me: the jaguar was in the tree! [the jaguar was particularly difficult to find, and often turned up swimming in the middle of the amazon, disguised as a log. however, unlike an annoying leak which would appear in your canoe when running across a log, the canoe and all of its contents would tip into said river when running across a jaguar. i'm surprised they didn't design graphics of violent jaguar-eating-humanflesh type scenarios. it would have been more realistic. what self-respecting jaguar wouldn't eat the stupid person who ran over her in the river?!]
there was also the typical 'death news' update from the guide, similar to the 'gary has dysentary' message that occured frequently in the oregon trail. however, this also included side trips and backtracking to various larger villages along the river. which meant that supplies were run-low, money disappeared, and the guide became impatient. also, valuable photographic time was lost, and jaguars and pink river dolphins swam tauntingly close to the boat as you turned in the other direction, and whilst you were unable to photograph them.
guide: you don't look so good. maybe you have a fever.
me: i don't have a fever!
guide: uh oh. you have malaria. we have to find a village, so that you can trade for medication.
me: but i haven't taken a picture of the bird yet!
another part of the amazon trail similar to that of its north-american counterpart was the fish-hunt for food. done with harpoons, there were various types of fish available for consumption along the river.
guide: our supplies are running low. if we don't fish soon, we will starve.

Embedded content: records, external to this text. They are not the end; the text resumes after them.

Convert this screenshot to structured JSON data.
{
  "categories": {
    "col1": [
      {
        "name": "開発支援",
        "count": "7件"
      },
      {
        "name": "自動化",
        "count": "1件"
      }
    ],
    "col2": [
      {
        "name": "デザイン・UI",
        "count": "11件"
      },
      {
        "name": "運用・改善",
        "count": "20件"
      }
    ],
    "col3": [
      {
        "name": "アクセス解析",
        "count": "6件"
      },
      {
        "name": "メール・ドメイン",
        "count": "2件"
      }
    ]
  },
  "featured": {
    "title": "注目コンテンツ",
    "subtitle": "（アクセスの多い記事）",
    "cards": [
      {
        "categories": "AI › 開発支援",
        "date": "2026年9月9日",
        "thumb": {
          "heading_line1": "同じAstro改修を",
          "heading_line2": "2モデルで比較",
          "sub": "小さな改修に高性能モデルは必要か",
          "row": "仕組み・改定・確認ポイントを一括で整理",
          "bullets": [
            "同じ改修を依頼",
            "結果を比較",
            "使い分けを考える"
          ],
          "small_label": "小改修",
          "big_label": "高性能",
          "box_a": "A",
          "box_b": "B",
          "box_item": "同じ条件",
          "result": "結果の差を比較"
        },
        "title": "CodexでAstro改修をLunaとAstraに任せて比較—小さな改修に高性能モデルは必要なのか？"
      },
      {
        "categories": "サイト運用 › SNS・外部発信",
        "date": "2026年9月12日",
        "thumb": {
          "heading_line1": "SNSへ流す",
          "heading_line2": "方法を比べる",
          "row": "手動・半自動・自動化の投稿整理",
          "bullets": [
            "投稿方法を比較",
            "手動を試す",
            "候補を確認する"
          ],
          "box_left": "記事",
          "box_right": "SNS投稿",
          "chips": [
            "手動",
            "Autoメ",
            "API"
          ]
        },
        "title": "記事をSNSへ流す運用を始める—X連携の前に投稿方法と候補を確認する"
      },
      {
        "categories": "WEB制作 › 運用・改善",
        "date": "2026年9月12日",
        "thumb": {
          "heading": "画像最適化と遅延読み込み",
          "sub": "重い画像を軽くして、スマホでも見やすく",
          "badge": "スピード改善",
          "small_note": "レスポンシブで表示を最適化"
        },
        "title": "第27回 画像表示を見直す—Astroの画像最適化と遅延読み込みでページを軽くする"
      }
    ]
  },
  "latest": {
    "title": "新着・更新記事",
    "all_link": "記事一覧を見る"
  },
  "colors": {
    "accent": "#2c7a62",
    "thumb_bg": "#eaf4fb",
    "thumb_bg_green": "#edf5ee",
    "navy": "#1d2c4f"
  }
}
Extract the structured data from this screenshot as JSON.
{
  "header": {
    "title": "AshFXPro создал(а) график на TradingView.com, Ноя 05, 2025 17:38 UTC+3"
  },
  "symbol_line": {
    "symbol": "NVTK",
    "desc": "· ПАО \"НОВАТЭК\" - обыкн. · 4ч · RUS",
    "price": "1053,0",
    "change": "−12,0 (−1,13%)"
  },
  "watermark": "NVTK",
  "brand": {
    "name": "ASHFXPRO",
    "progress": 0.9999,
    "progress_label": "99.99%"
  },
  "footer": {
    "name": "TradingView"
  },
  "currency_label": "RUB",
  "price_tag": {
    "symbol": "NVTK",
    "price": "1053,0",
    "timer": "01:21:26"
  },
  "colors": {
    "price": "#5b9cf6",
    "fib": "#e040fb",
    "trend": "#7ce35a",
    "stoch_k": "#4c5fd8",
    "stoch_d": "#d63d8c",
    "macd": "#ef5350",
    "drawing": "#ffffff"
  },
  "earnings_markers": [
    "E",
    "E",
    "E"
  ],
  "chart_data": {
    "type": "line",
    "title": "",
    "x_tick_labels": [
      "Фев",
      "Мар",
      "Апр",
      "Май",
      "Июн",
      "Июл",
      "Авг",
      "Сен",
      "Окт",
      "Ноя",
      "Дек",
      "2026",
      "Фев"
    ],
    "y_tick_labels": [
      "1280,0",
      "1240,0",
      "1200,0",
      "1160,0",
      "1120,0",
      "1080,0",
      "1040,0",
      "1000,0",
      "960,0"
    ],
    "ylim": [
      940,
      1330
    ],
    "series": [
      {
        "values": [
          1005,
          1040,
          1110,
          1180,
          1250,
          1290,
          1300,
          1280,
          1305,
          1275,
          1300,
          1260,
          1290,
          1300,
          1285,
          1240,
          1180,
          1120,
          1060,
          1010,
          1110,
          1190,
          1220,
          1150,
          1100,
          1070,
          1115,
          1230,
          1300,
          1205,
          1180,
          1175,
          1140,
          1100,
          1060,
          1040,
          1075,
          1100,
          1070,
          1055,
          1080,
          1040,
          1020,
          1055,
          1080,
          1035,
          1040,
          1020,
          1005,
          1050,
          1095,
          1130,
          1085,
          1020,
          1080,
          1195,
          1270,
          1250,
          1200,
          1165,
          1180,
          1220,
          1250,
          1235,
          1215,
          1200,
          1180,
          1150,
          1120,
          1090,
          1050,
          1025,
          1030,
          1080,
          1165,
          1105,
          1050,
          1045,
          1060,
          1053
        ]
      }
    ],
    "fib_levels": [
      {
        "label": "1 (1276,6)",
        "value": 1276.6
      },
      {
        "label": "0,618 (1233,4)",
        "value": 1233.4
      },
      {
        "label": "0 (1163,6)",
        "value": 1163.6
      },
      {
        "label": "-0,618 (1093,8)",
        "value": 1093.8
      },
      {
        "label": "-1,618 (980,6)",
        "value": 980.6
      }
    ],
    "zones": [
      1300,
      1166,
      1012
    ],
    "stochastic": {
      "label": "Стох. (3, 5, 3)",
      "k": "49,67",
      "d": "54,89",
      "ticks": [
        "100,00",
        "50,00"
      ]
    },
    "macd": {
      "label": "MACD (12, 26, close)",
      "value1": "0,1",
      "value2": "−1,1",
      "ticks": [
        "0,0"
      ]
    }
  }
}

some were as small as the piranha (aka the squirrel of the river), but others were so large as to go about promptly capsizing the canoe if you attempted to catch them (most likely meant to mirror the charging buffalo). and guess what! you can catch weeds. woo. or, even better, electric eels. and rays. which means, aha...
guide: oh no! you have been electrocuted by an eel. your burns require attention. we have to turn back.
just when you thought you were making progress down the river.
i promise i'm not bitter. i LOVED this game. i'm just rather frustrated, as i must admit, i never made it to the end. it was hard! the birds were too quick for my camera. i was much too susceptible to malaria and dengue fever. and my computer froze occasionally, coming back to life only when it was much too late for me to navigate away from a giant waterfall (thus ensuring that i, and my obnoxiously emotionless guide juliana, would have to resume at the beginning of the river. sans all photographs, and carrying harpoons.)
but, all of that will be remedied. as this girl is going to ecuador.